▶ **TRY IT**
Below is a block of entries; repeat all of it exactly but omit the pictures.
»»
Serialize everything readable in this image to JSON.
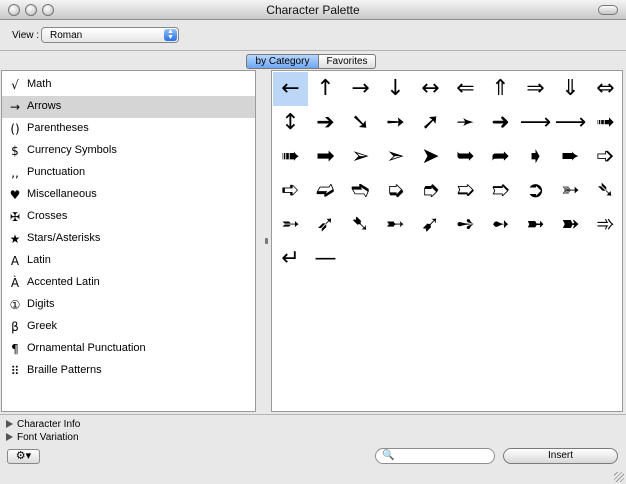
{
  "window": {
    "title": "Character Palette"
  },
  "toolbar": {
    "view_label": "View :",
    "view_value": "Roman"
  },
  "tabs": [
    {
      "label": "by Category",
      "selected": true
    },
    {
      "label": "Favorites",
      "selected": false
    }
  ],
  "categories": [
    {
      "icon": "√",
      "label": "Math"
    },
    {
      "icon": "→",
      "label": "Arrows",
      "selected": true
    },
    {
      "icon": "()",
      "label": "Parentheses"
    },
    {
      "icon": "$",
      "label": "Currency Symbols"
    },
    {
      "icon": "‚‚",
      "label": "Punctuation"
    },
    {
      "icon": "♥",
      "label": "Miscellaneous"
    },
    {
      "icon": "✠",
      "label": "Crosses"
    },
    {
      "icon": "★",
      "label": "Stars/Asterisks"
    },
    {
      "icon": "A",
      "label": "Latin"
    },
    {
      "icon": "À",
      "label": "Accented Latin"
    },
    {
      "icon": "①",
      "label": "Digits"
    },
    {
      "icon": "β",
      "label": "Greek"
    },
    {
      "icon": "¶",
      "label": "Ornamental Punctuation"
    },
    {
      "icon": "⠿",
      "label": "Braille Patterns"
    }
  ],
  "characters": [
    "←",
    "↑",
    "→",
    "↓",
    "↔",
    "⇐",
    "⇑",
    "⇒",
    "⇓",
    "⇔",
    "↕",
    "➔",
    "➘",
    "➙",
    "➚",
    "➛",
    "➜",
    "⟶",
    "⟶",
    "➟",
    "➠",
    "➡",
    "➢",
    "➣",
    "➤",
    "➥",
    "➦",
    "➧",
    "➨",
    "➩",
    "➪",
    "➫",
    "➬",
    "➭",
    "➮",
    "➯",
    "➱",
    "➲",
    "➳",
    "➴",
    "➵",
    "➶",
    "➷",
    "➸",
    "➹",
    "➺",
    "➻",
    "➼",
    "➽",
    "➾",
    "↵",
    "—"
  ],
  "selected_character_index": 0,
  "disclosures": [
    {
      "label": "Character Info"
    },
    {
      "label": "Font Variation"
    }
  ],
  "bottom": {
    "gear_glyph": "⚙▾",
    "search_glyph": "🔍",
    "search_value": "",
    "insert_label": "Insert"
  }
}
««
▶ **PROBLEM SOLUTION**
Serialize everything readable in this image to JSON.
{
  "window": {
    "title": "Character Palette"
  },
  "toolbar": {
    "view_label": "View :",
    "view_value": "Roman"
  },
  "tabs": [
    {
      "label": "by Category",
      "selected": true
    },
    {
      "label": "Favorites",
      "selected": false
    }
  ],
  "categories": [
    {
      "icon": "√",
      "label": "Math"
    },
    {
      "icon": "→",
      "label": "Arrows",
      "selected": true
    },
    {
      "icon": "()",
      "label": "Parentheses"
    },
    {
      "icon": "$",
      "label": "Currency Symbols"
    },
    {
      "icon": "‚‚",
      "label": "Punctuation"
    },
    {
      "icon": "♥",
      "label": "Miscellaneous"
    },
    {
      "icon": "✠",
      "label": "Crosses"
    },
    {
      "icon": "★",
      "label": "Stars/Asterisks"
    },
    {
      "icon": "A",
      "label": "Latin"
    },
    {
      "icon": "À",
      "label": "Accented Latin"
    },
    {
      "icon": "①",
      "label": "Digits"
    },
    {
      "icon": "β",
      "label": "Greek"
    },
    {
      "icon": "¶",
      "label": "Ornamental Punctuation"
    },
    {
      "icon": "⠿",
      "label": "Braille Patterns"
    }
  ],
  "characters": [
    "←",
    "↑",
    "→",
    "↓",
    "↔",
    "⇐",
    "⇑",
    "⇒",
    "⇓",
    "⇔",
    "↕",
    "➔",
    "➘",
    "➙",
    "➚",
    "➛",
    "➜",
    "⟶",
    "⟶",
    "➟",
    "➠",
    "➡",
    "➢",
    "➣",
    "➤",
    "➥",
    "➦",
    "➧",
    "➨",
    "➩",
    "➪",
    "➫",
    "➬",
    "➭",
    "➮",
    "➯",
    "➱",
    "➲",
    "➳",
    "➴",
    "➵",
    "➶",
    "➷",
    "➸",
    "➹",
    "➺",
    "➻",
    "➼",
    "➽",
    "➾",
    "↵",
    "—"
  ],
  "selected_character_index": 0,
  "disclosures": [
    {
      "label": "Character Info"
    },
    {
      "label": "Font Variation"
    }
  ],
  "bottom": {
    "gear_glyph": "⚙▾",
    "search_glyph": "🔍",
    "search_value": "",
    "insert_label": "Insert"
  }
}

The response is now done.